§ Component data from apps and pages
^^^^^^^^

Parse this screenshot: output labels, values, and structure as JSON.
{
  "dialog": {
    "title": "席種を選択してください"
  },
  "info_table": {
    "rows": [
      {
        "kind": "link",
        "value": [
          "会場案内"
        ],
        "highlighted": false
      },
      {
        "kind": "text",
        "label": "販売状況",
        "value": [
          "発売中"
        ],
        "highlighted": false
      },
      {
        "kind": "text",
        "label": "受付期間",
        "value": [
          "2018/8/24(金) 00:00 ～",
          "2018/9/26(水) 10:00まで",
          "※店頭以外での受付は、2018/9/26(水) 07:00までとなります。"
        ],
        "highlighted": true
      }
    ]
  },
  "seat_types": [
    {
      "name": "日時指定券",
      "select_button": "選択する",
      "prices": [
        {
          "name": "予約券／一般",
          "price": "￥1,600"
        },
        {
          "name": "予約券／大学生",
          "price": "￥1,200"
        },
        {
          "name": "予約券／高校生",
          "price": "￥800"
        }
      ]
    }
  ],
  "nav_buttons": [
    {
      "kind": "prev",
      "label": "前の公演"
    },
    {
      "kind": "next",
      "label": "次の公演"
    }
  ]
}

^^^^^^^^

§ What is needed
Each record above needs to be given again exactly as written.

§ Written response
Parse this screenshot: output labels, values, and structure as JSON.
{
  "dialog": {
    "title": "席種を選択してください"
  },
  "info_table": {
    "rows": [
      {
        "kind": "link",
        "value": [
          "会場案内"
        ],
        "highlighted": false
      },
      {
        "kind": "text",
        "label": "販売状況",
        "value": [
          "発売中"
        ],
        "highlighted": false
      },
      {
        "kind": "text",
        "label": "受付期間",
        "value": [
          "2018/8/24(金) 00:00 ～",
          "2018/9/26(水) 10:00まで",
          "※店頭以外での受付は、2018/9/26(水) 07:00までとなります。"
        ],
        "highlighted": true
      }
    ]
  },
  "seat_types": [
    {
      "name": "日時指定券",
      "select_button": "選択する",
      "prices": [
        {
          "name": "予約券／一般",
          "price": "￥1,600"
        },
        {
          "name": "予約券／大学生",
          "price": "￥1,200"
        },
        {
          "name": "予約券／高校生",
          "price": "￥800"
        }
      ]
    }
  ],
  "nav_buttons": [
    {
      "kind": "prev",
      "label": "前の公演"
    },
    {
      "kind": "next",
      "label": "次の公演"
    }
  ]
}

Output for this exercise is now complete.